The ATT has jurisdiction over:
- Taxpayers’ appeals from final assessments of most tax types (except ad valorem property taxes and municipal business license, liquor, and occupational taxes)
- Challenges to the ADOR's proposed adjustments to a taxpayer’s net operating loss carryovers
- Denied refund claims
- Any preliminary assessment entered by the ADOR or a local jurisdiction that is not made final or withdrawn within five years from the date of entry
All cases pending before the ALD on October 1 were automaticallytransferred to and will be handled by the ATT. This summer, Governor Bentley appointed the ALD’s longstanding Chief Administrative Law Judge, Bill Thompson, as the first Chief Judge of the ATT, thus assuring a smooth transition from the ALD.

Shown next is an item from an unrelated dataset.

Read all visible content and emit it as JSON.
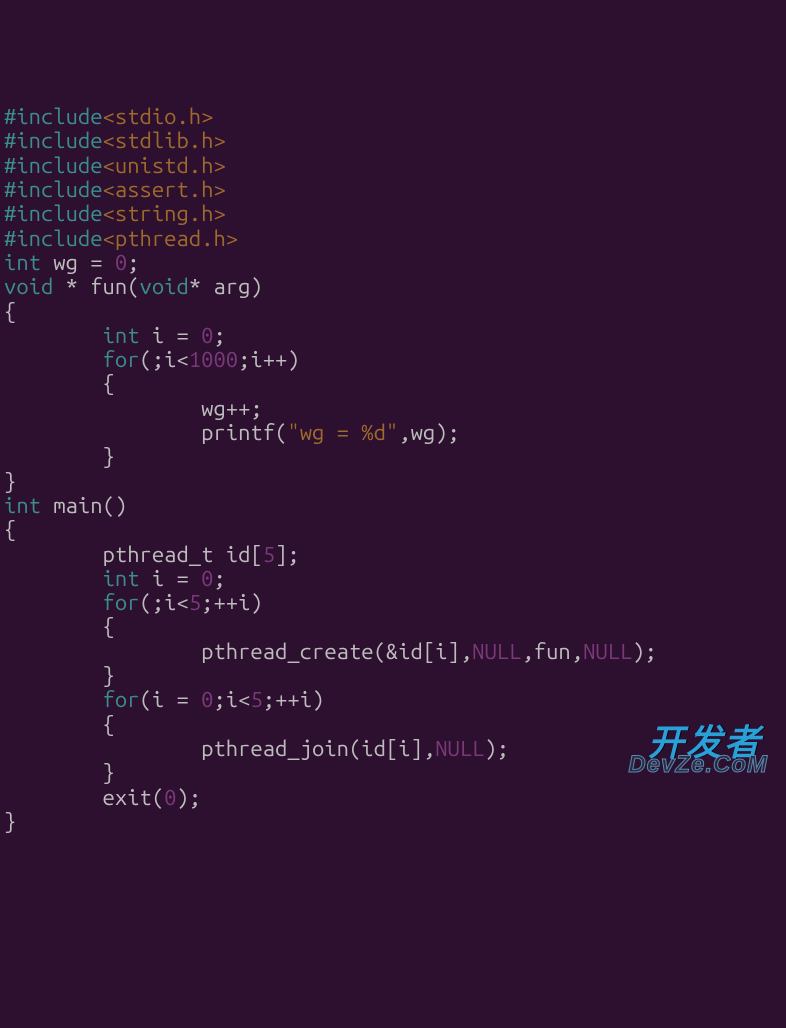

Judge Thompson authored a set of proposed regulations, published July 31, that will govern appeals filed with the ATT. In drafting the regulations, the Judge requested input from a variety of interested parties, including representatives from the Alabama State Bar Tax Section, the ADOR’s Legal Division, the Alabama Society of CPAs, and self-administered local jurisdictions and their contract auditing firms. Members of our firm were among the group of interested parties from whom Judge Thompson sought informal comments while drafting the regulations. In our opinion, the regulations are thorough, fill in several gaps in the act, and address a number of key provisions, including filing appeals with ATT, the conduct of hearings before the ATT, protective orders, and appeals from preliminary and final orders issued by the ATT. The regulations make it clear that taxpayers will receive fair and impartial hearings before the ATT in a relatively informal manner, just as they do now before the ALD. The regulations, with some amendments dealing with the transition from ALD to ATT, will become final on October 15, 2014.